### Work to complete
Out of the records below, copy all lines in which the word "where" occurs.

Records from a collection
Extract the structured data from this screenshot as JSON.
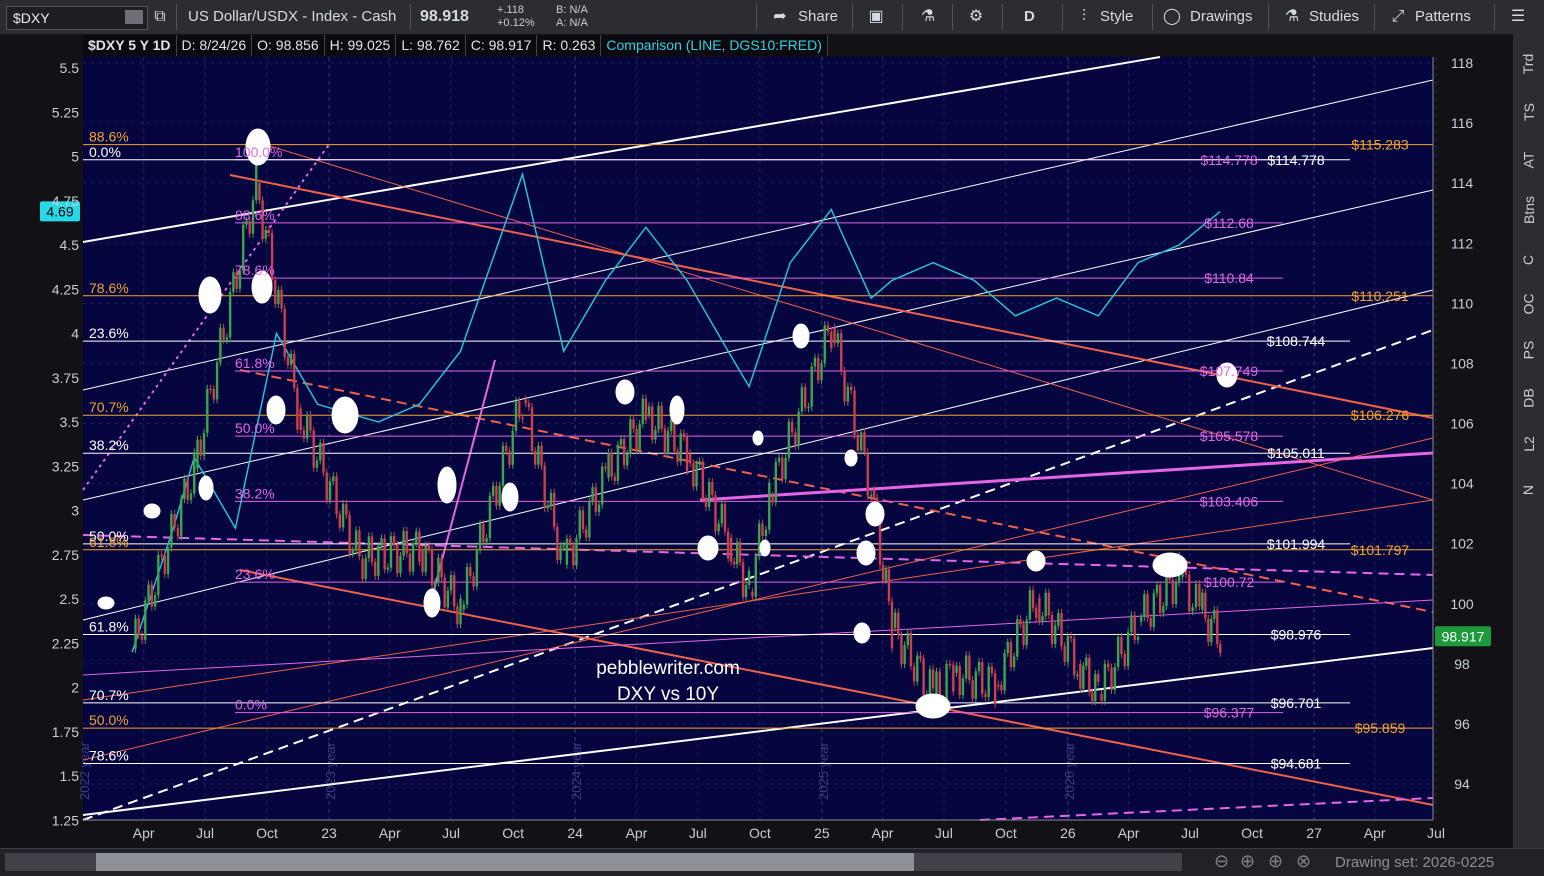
{
  "toolbar": {
    "symbol": "$DXY",
    "description": "US Dollar/USDX - Index - Cash",
    "price": "98.918",
    "change": "+.118",
    "change_pct": "+0.12%",
    "bid": "B: N/A",
    "ask": "A: N/A",
    "share_label": "Share",
    "period_label": "D",
    "style_label": "Style",
    "drawings_label": "Drawings",
    "studies_label": "Studies",
    "patterns_label": "Patterns"
  },
  "infobar": {
    "title": "$DXY 5 Y 1D",
    "date": "D: 8/24/26",
    "open": "O: 98.856",
    "high": "H: 99.025",
    "low": "L: 98.762",
    "close": "C: 98.917",
    "range": "R: 0.263",
    "comparison": "Comparison (LINE, DGS10:FRED)"
  },
  "sidebar": [
    "Trd",
    "TS",
    "AT",
    "Btns",
    "C",
    "OC",
    "PS",
    "DB",
    "L2",
    "N"
  ],
  "bottombar": {
    "drawing_set": "Drawing set: 2026-0225"
  },
  "colors": {
    "plot_bg": "#050540",
    "orange": "#f4a52a",
    "magenta": "#e565e5",
    "salmon": "#f0604a",
    "cyan": "#27c0d8",
    "white": "#ffffff",
    "up": "#3fa34d",
    "down": "#c8414b"
  },
  "chart_data": {
    "type": "line",
    "title": "pebblewriter.com DXY vs 10Y",
    "xlabel": "",
    "ylabel": "",
    "left_axis": {
      "ticks": [
        "5.5",
        "5.25",
        "5",
        "4.75",
        "4.5",
        "4.25",
        "4",
        "3.75",
        "3.5",
        "3.25",
        "3",
        "2.75",
        "2.5",
        "2.25",
        "2",
        "1.75",
        "1.5",
        "1.25"
      ],
      "ylim": [
        1.25,
        5.6
      ],
      "current": "4.69"
    },
    "right_axis": {
      "ticks": [
        "118",
        "116",
        "114",
        "112",
        "110",
        "108",
        "106",
        "104",
        "102",
        "100",
        "98",
        "96",
        "94"
      ],
      "ylim": [
        93,
        119
      ],
      "current": "98.917"
    },
    "x_tick_labels": [
      "Apr",
      "Jul",
      "Oct",
      "23",
      "Apr",
      "Jul",
      "Oct",
      "24",
      "Apr",
      "Jul",
      "Oct",
      "25",
      "Apr",
      "Jul",
      "Oct",
      "26",
      "Apr",
      "Jul",
      "Oct",
      "27",
      "Apr",
      "Jul"
    ],
    "year_labels": [
      "2022 year",
      "2023 year",
      "2024 year",
      "2025 year",
      "2026 year"
    ],
    "series": [
      {
        "name": "$DXY",
        "style": "candles",
        "x": [
          "2022-03",
          "2022-06",
          "2022-09",
          "2022-11",
          "2023-02",
          "2023-05",
          "2023-07",
          "2023-10",
          "2023-12",
          "2024-02",
          "2024-04",
          "2024-06",
          "2024-08",
          "2024-09",
          "2024-10",
          "2025-01",
          "2025-03",
          "2025-04",
          "2025-06",
          "2025-07",
          "2025-09",
          "2025-11",
          "2026-01",
          "2026-02",
          "2026-04",
          "2026-06",
          "2026-07",
          "2026-08"
        ],
        "values": [
          98.5,
          104.5,
          114.0,
          106.5,
          101.5,
          101.8,
          99.8,
          106.8,
          101.3,
          104.2,
          106.3,
          105.0,
          102.2,
          100.4,
          103.6,
          109.2,
          103.8,
          99.2,
          97.0,
          97.7,
          97.3,
          100.2,
          98.0,
          97.0,
          99.4,
          100.9,
          99.8,
          98.9
        ]
      },
      {
        "name": "Comparison (LINE, DGS10:FRED)",
        "style": "line",
        "x": [
          "2022-03",
          "2022-05",
          "2022-06",
          "2022-08",
          "2022-10",
          "2022-12",
          "2023-03",
          "2023-05",
          "2023-07",
          "2023-10",
          "2023-12",
          "2024-02",
          "2024-04",
          "2024-06",
          "2024-08",
          "2024-09",
          "2024-11",
          "2025-01",
          "2025-03",
          "2025-04",
          "2025-06",
          "2025-08",
          "2025-10",
          "2025-12",
          "2026-02",
          "2026-04",
          "2026-06",
          "2026-08"
        ],
        "values": [
          2.2,
          2.9,
          3.3,
          2.9,
          4.0,
          3.6,
          3.5,
          3.6,
          3.9,
          4.9,
          3.9,
          4.3,
          4.6,
          4.3,
          3.9,
          3.7,
          4.4,
          4.7,
          4.2,
          4.3,
          4.4,
          4.3,
          4.1,
          4.2,
          4.1,
          4.4,
          4.5,
          4.69
        ]
      }
    ],
    "annotations_right": [
      {
        "text": "$115.283",
        "value": 115.283,
        "color": "orange"
      },
      {
        "text": "$114.778",
        "value": 114.778,
        "color": "magenta"
      },
      {
        "text": "$114.778",
        "value": 114.778,
        "color": "white"
      },
      {
        "text": "$112.68",
        "value": 112.68,
        "color": "magenta"
      },
      {
        "text": "$110.84",
        "value": 110.84,
        "color": "magenta"
      },
      {
        "text": "$110.251",
        "value": 110.251,
        "color": "orange"
      },
      {
        "text": "$108.744",
        "value": 108.744,
        "color": "white"
      },
      {
        "text": "$107.749",
        "value": 107.749,
        "color": "magenta"
      },
      {
        "text": "$106.276",
        "value": 106.276,
        "color": "orange"
      },
      {
        "text": "$105.578",
        "value": 105.578,
        "color": "magenta"
      },
      {
        "text": "$105.011",
        "value": 105.011,
        "color": "white"
      },
      {
        "text": "$103.406",
        "value": 103.406,
        "color": "magenta"
      },
      {
        "text": "$101.994",
        "value": 101.994,
        "color": "white"
      },
      {
        "text": "$101.797",
        "value": 101.797,
        "color": "orange"
      },
      {
        "text": "$100.72",
        "value": 100.72,
        "color": "magenta"
      },
      {
        "text": "$98.976",
        "value": 98.976,
        "color": "white"
      },
      {
        "text": "$96.701",
        "value": 96.701,
        "color": "white"
      },
      {
        "text": "$96.377",
        "value": 96.377,
        "color": "magenta"
      },
      {
        "text": "$95.859",
        "value": 95.859,
        "color": "orange"
      },
      {
        "text": "$94.681",
        "value": 94.681,
        "color": "white"
      }
    ],
    "fib_labels": [
      {
        "text": "88.6%",
        "value": 115.283,
        "color": "orange"
      },
      {
        "text": "0.0%",
        "value": 114.778,
        "color": "white"
      },
      {
        "text": "100.0%",
        "value": 114.778,
        "color": "magenta"
      },
      {
        "text": "88.6%",
        "value": 112.68,
        "color": "magenta"
      },
      {
        "text": "78.6%",
        "value": 110.84,
        "color": "magenta"
      },
      {
        "text": "78.6%",
        "value": 110.251,
        "color": "orange"
      },
      {
        "text": "23.6%",
        "value": 108.744,
        "color": "white"
      },
      {
        "text": "61.8%",
        "value": 107.749,
        "color": "magenta"
      },
      {
        "text": "70.7%",
        "value": 106.276,
        "color": "orange"
      },
      {
        "text": "50.0%",
        "value": 105.578,
        "color": "magenta"
      },
      {
        "text": "38.2%",
        "value": 105.011,
        "color": "white"
      },
      {
        "text": "38.2%",
        "value": 103.406,
        "color": "magenta"
      },
      {
        "text": "50.0%",
        "value": 101.994,
        "color": "white"
      },
      {
        "text": "61.8%",
        "value": 101.797,
        "color": "orange"
      },
      {
        "text": "23.6%",
        "value": 100.72,
        "color": "magenta"
      },
      {
        "text": "61.8%",
        "value": 98.976,
        "color": "white"
      },
      {
        "text": "70.7%",
        "value": 96.701,
        "color": "white"
      },
      {
        "text": "0.0%",
        "value": 96.377,
        "color": "magenta"
      },
      {
        "text": "50.0%",
        "value": 95.859,
        "color": "orange"
      },
      {
        "text": "78.6%",
        "value": 94.681,
        "color": "white"
      }
    ],
    "watermark": [
      "pebblewriter.com",
      "DXY vs 10Y"
    ],
    "grid": true
  }
}
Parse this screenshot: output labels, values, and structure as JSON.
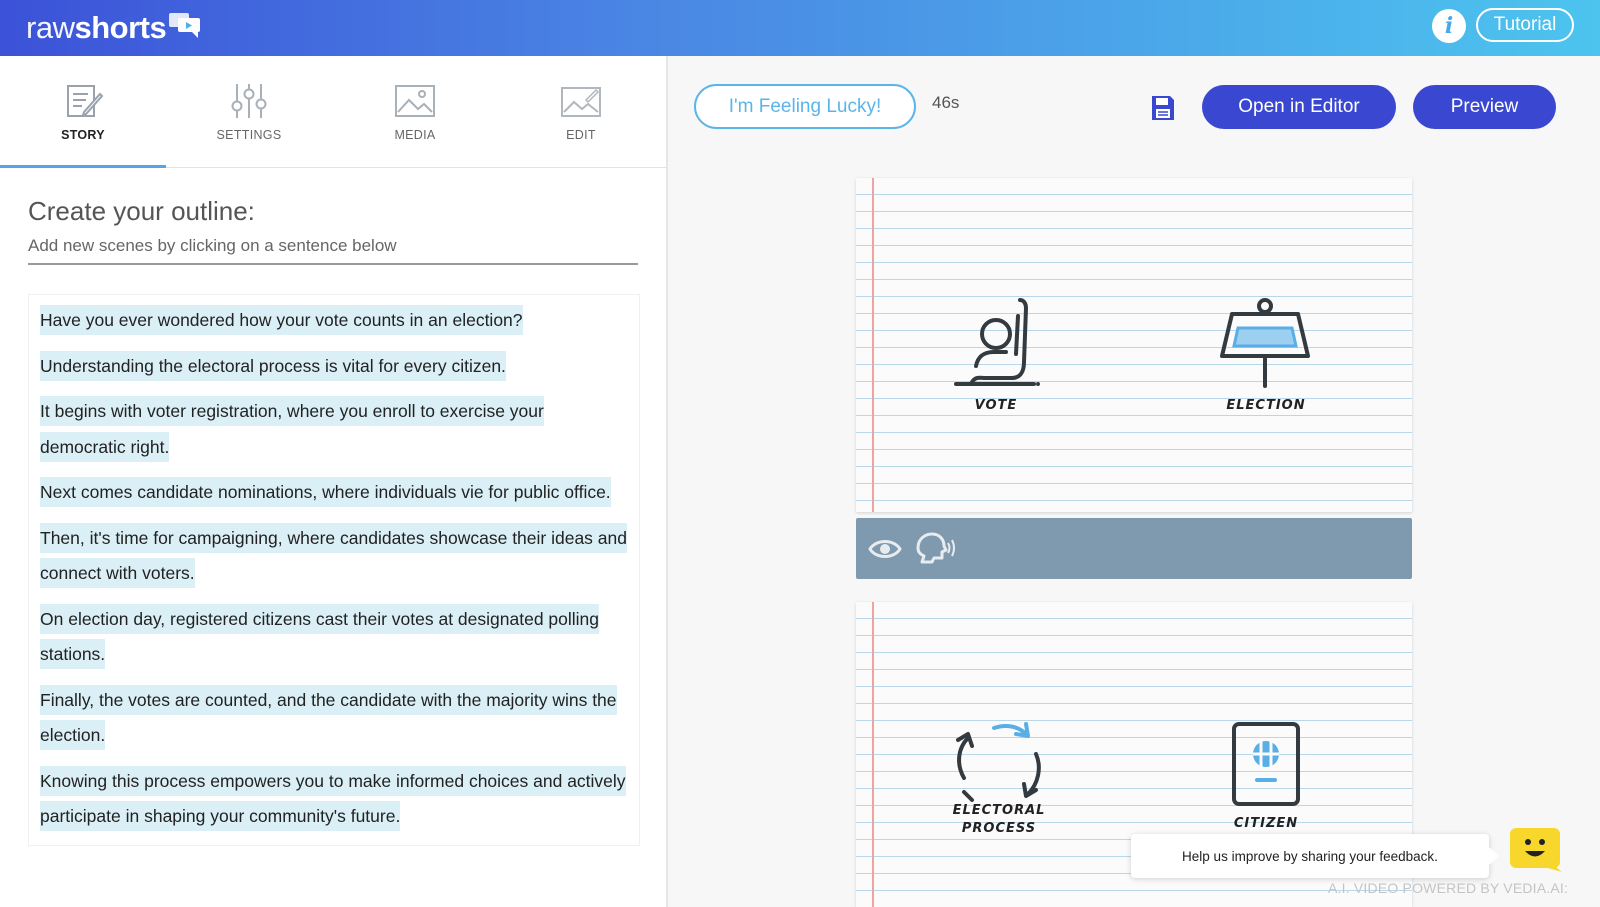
{
  "header": {
    "logo_raw": "raw",
    "logo_shorts": "shorts",
    "info_glyph": "i",
    "tutorial_label": "Tutorial"
  },
  "tabs": [
    {
      "label": "STORY",
      "icon": "story-icon",
      "active": true
    },
    {
      "label": "SETTINGS",
      "icon": "sliders-icon",
      "active": false
    },
    {
      "label": "MEDIA",
      "icon": "image-icon",
      "active": false
    },
    {
      "label": "EDIT",
      "icon": "edit-image-icon",
      "active": false
    }
  ],
  "outline": {
    "title": "Create your outline:",
    "subtitle": "Add new scenes by clicking on a sentence below",
    "sentences": [
      "Have you ever wondered how your vote counts in an election?",
      "Understanding the electoral process is vital for every citizen.",
      "It begins with voter registration, where you enroll to exercise your democratic right.",
      "Next comes candidate nominations, where individuals vie for public office.",
      "Then, it's time for campaigning, where candidates showcase their ideas and connect with voters.",
      "On election day, registered citizens cast their votes at designated polling stations.",
      "Finally, the votes are counted, and the candidate with the majority wins the election.",
      "Knowing this process empowers you to make informed choices and actively participate in shaping your community's future."
    ]
  },
  "toolbar": {
    "lucky_label": "I'm Feeling Lucky!",
    "duration": "46s",
    "open_editor_label": "Open in Editor",
    "preview_label": "Preview"
  },
  "scenes": [
    {
      "keywords": [
        "VOTE",
        "ELECTION"
      ]
    },
    {
      "keywords": [
        "ELECTORAL PROCESS",
        "CITIZEN"
      ]
    }
  ],
  "feedback": {
    "text": "Help us improve by sharing your feedback.",
    "powered_by": "A.I. VIDEO POWERED BY VEDIA.AI:"
  },
  "colors": {
    "accent_blue": "#3a48d1",
    "light_blue": "#5ab5ea",
    "highlight": "#dbf0f6",
    "scene_bar": "#7f9aae",
    "bot_yellow": "#f7d72c"
  }
}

### Exercise output
      "It begins with voter registration, where you enroll to exercise your democratic right.",
      "Next comes candidate nominations, where individuals vie for public office.",
      "Then, it's time for campaigning, where candidates showcase their ideas and connect with voters.",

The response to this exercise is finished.